“It was my intention to put together a very eclectic and somewhat thematically balanced show,” explains Frilot. “I also wanted to feature a number of different forms and number of different philosophical views. You might have Robert Boyd’s Xanadu at one end of the gallery, and at the other, Daniel Rozin’s Mirrors, work that is purely aesthetic. Jim Campbell’s piece [Home Movies 300] is somewhat of a throwback to home movies and nostalgia, whereas Eddo Stern’s work [Dark Game, Best Flame War Ever] is quite political and sort of radical in its formal engagement with gaming.”
In fact, although Frilot may not have seen it coming with her initial curatorial aim, a fair number of the included artists ended up answering her call with just such work—creations that are fairly sociological or political in bent. Take, for instance, Stephanie Rothenburg and Jeffery Crouse’s Invisible Threads: Sweatshop Jean Factory in Second Life—which in many ways is self-explanatory based upon the subtitle alone. According to Rothenburg, the online universe of Second Life simply provided a unique platform to explore ideas such as the boundary between the virtual and the real, the politics of labor and the cultural pervasiveness of play.
Then there’s also the aforementioned Xanadu. Originally a six-channel installation designed to fully engaged the viewer by surrounding them with rapid-fire images of fundamentalism, cults, fanaticism, intolerance, political idolatry, etc.—all in the middle of a discotheque-like environment—the work was converted by Boyd into a single-channel installation that now feels like watching politically charged music videos on MTV.
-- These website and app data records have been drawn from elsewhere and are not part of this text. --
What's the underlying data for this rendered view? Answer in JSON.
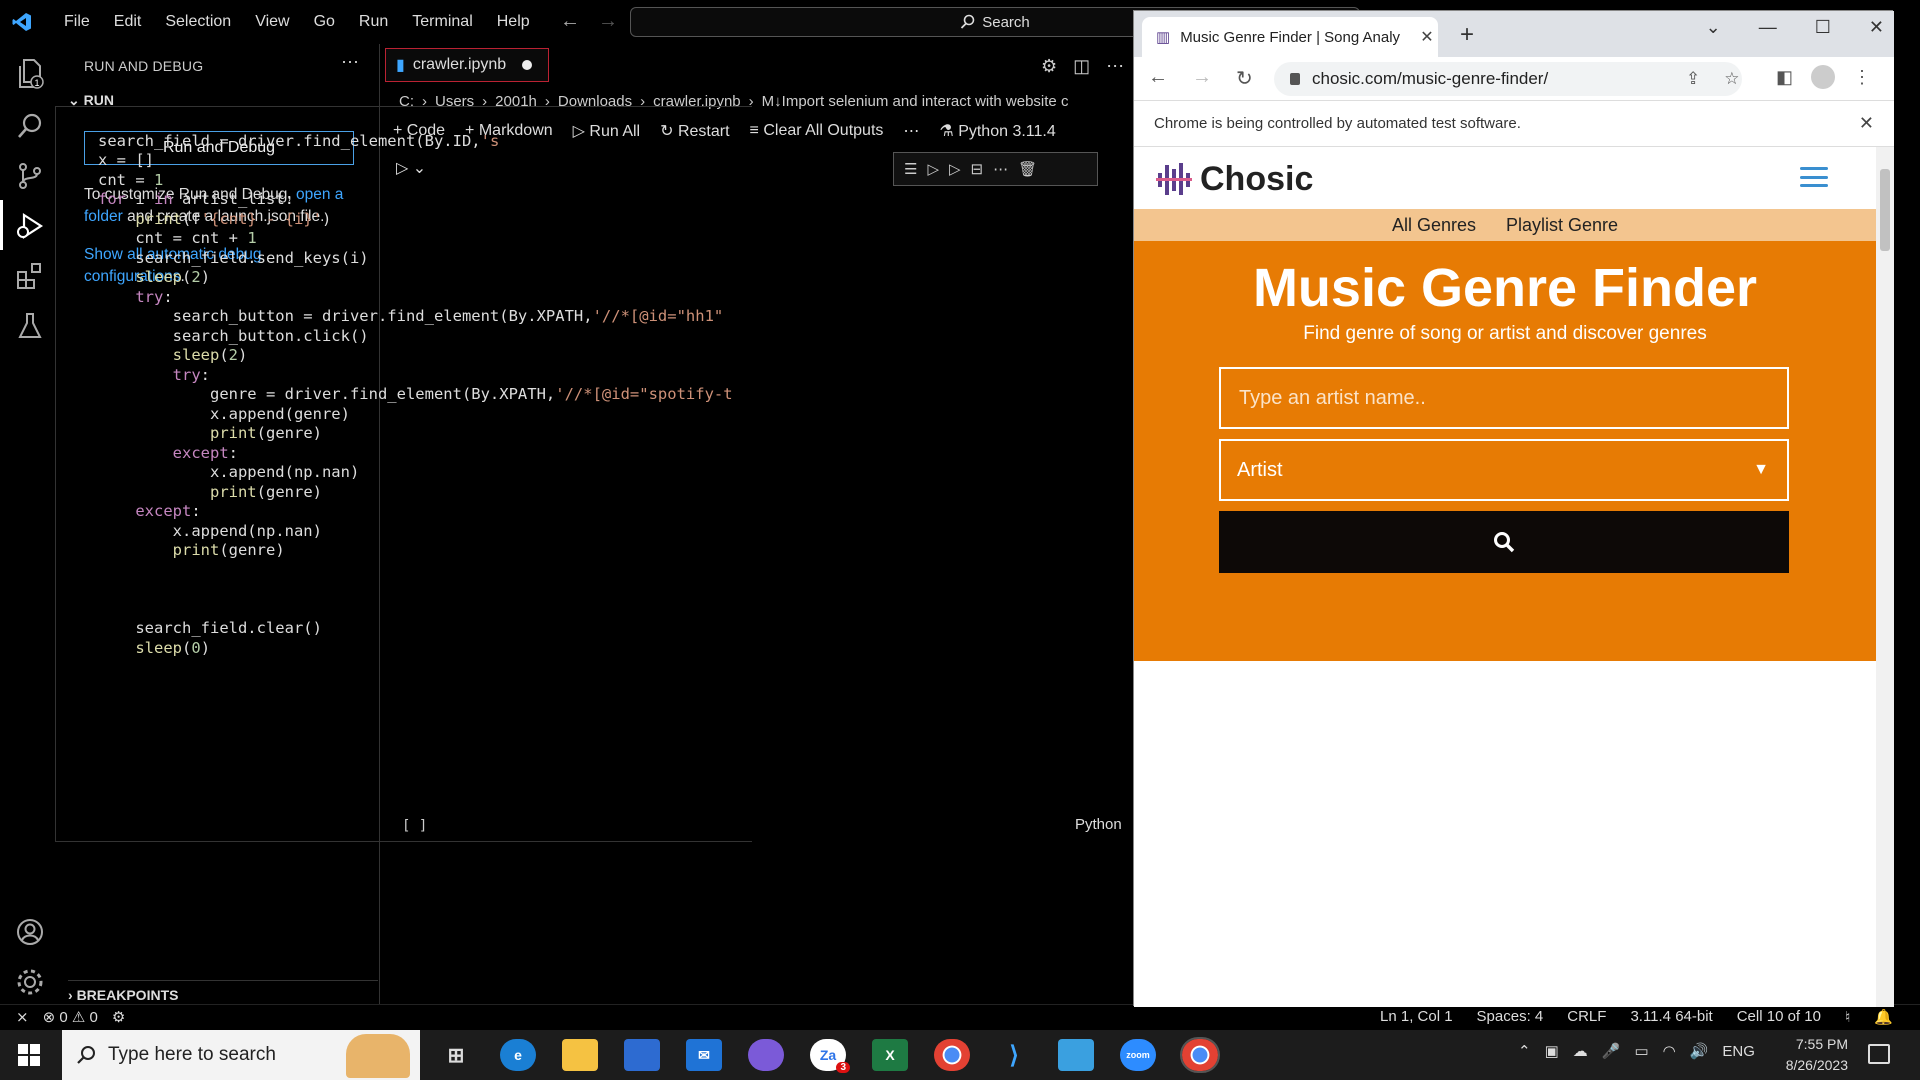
{
  "vscode": {
    "menu": [
      "File",
      "Edit",
      "Selection",
      "View",
      "Go",
      "Run",
      "Terminal",
      "Help"
    ],
    "search_label": "Search",
    "sidebar": {
      "title": "RUN AND DEBUG",
      "section": "RUN",
      "run_button": "Run and Debug",
      "customize_prefix": "To customize Run and Debug,",
      "open_folder_link": "open a folder",
      "customize_suffix": "and create a launch.json file.",
      "show_configs_link": "Show all automatic debug configurations",
      "show_configs_suffix": ".",
      "breakpoints": "BREAKPOINTS"
    },
    "explorer_badge": "1",
    "tab": {
      "label": "crawler.ipynb"
    },
    "breadcrumb": [
      "C:",
      "Users",
      "2001h",
      "Downloads",
      "crawler.ipynb",
      "M↓Import selenium and interact with website c"
    ],
    "notebook_toolbar": {
      "code": "Code",
      "markdown": "Markdown",
      "run_all": "Run All",
      "restart": "Restart",
      "clear": "Clear All Outputs",
      "more": "⋯",
      "kernel": "Python 3.11.4"
    },
    "cell": {
      "lines": [
        "search_field = driver.find_element(By.ID,'s",
        "x = []",
        "cnt = 1",
        "for i in artist_list:",
        "    print(f'{cnt} - {i}')",
        "    cnt = cnt + 1",
        "    search_field.send_keys(i)",
        "    sleep(2)",
        "    try:",
        "        search_button = driver.find_element(By.XPATH,'//*[@id=\"hh1\"",
        "        search_button.click()",
        "        sleep(2)",
        "        try:",
        "            genre = driver.find_element(By.XPATH,'//*[@id=\"spotify-t",
        "            x.append(genre)",
        "            print(genre)",
        "        except:",
        "            x.append(np.nan)",
        "            print(genre)",
        "    except:",
        "        x.append(np.nan)",
        "        print(genre)",
        "",
        "",
        "",
        "    search_field.clear()",
        "    sleep(0)"
      ],
      "exec_index": "[ ]",
      "language": "Python"
    },
    "status": {
      "errors": "0",
      "warnings": "0",
      "position": "Ln 1, Col 1",
      "spaces": "Spaces: 4",
      "eol": "CRLF",
      "interpreter": "3.11.4 64-bit",
      "cell": "Cell 10 of 10"
    }
  },
  "chrome": {
    "tab_title": "Music Genre Finder | Song Analy",
    "url": "chosic.com/music-genre-finder/",
    "infobar": "Chrome is being controlled by automated test software.",
    "site": {
      "logo": "Chosic",
      "nav": [
        "All Genres",
        "Playlist Genre"
      ],
      "heading": "Music Genre Finder",
      "subheading": "Find genre of song or artist and discover genres",
      "input_placeholder": "Type an artist name..",
      "select_value": "Artist"
    }
  },
  "taskbar": {
    "search_placeholder": "Type here to search",
    "language": "ENG",
    "time": "7:55 PM",
    "date": "8/26/2023",
    "zoom_badge": "3"
  }
}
Pieces like these beg an answer to one question looming in the room: Is it the uncretain times we are all trying desperately to live through that should be held responsible for all this great politically-charged work? According to Boyd, “That ‘proverbial elephant’ is always in the middle of the room, so might as well put it to use! My work has always been grounded in socio-political concerns, so that’s not really a new development for me. I’m a gay man who grew up in a fundamentalist Christian household in the Midwest. What do you want from me—a love story?”
But, as Frilot noted, a political bent definitely was not her curatorial aim. “For example, Hasan Elahi [Tracking Transience: The Orwell Project] is someone also politically engaged in a very interesting way, but what put him on my radar—what puts any artist on my radar—is how well he integrated what he was trying to say with what he is doing formally. That’s when you get a little shiver in your tummy, when you see something that is superintegrated in a clear and unique way, and it hits you like a lightening bolt.”
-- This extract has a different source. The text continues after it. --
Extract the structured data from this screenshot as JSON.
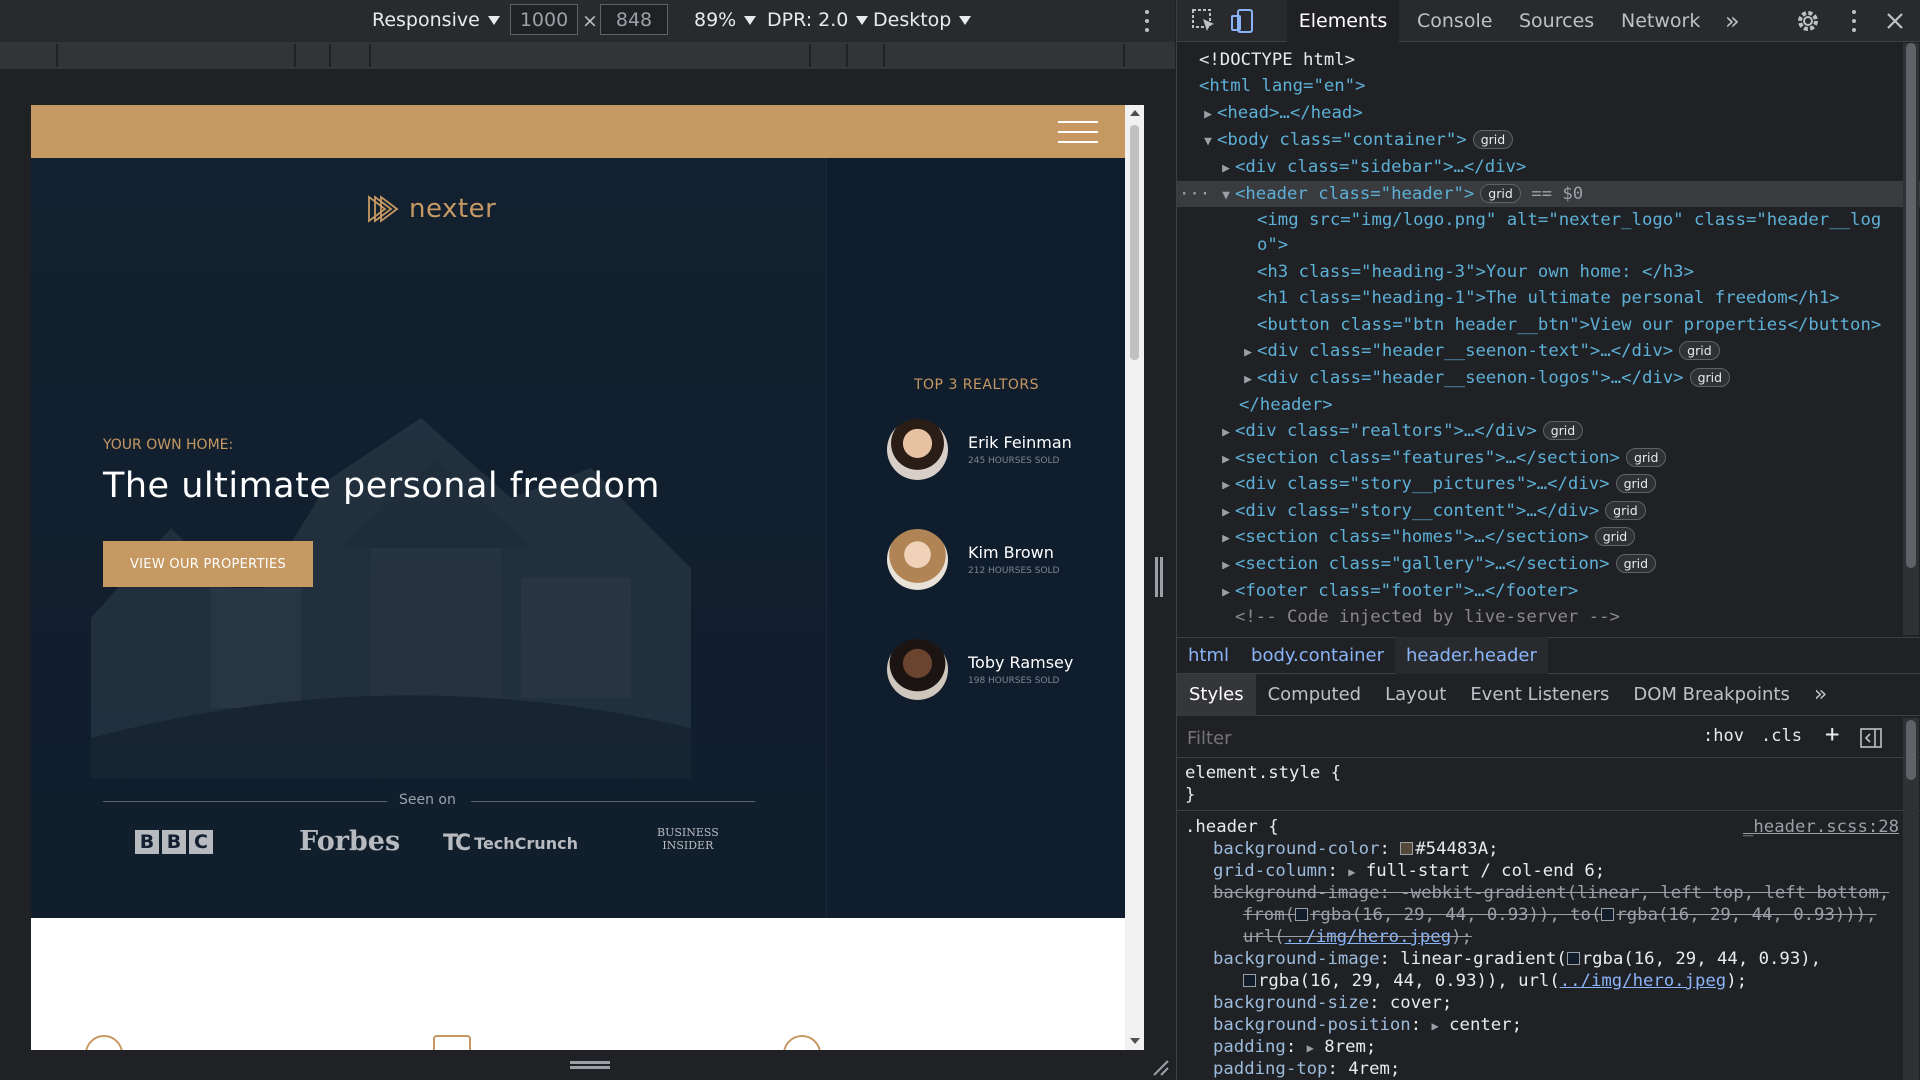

So the fact that the show is so politically engaged comes as much from Frilot’s own sensibilities as it does from the artists’—a number of the artists she was interested in simply went ahead and created work that leaned politically. As noted, it’s kind of hard to miss that proverbial elephant in the middle of your living room, especially if it is just the thing responsible for making your tummy shiver.
Open to all Sundance Film Festival credential holders and the general public as space permits.
NEW FRONTIER ON MAIN 333 Main Street, Lower level, Park City. Jan. 18-25 from noon-8 p.m, Saturday, Jan. 26 from 10 a.m.-3 p.m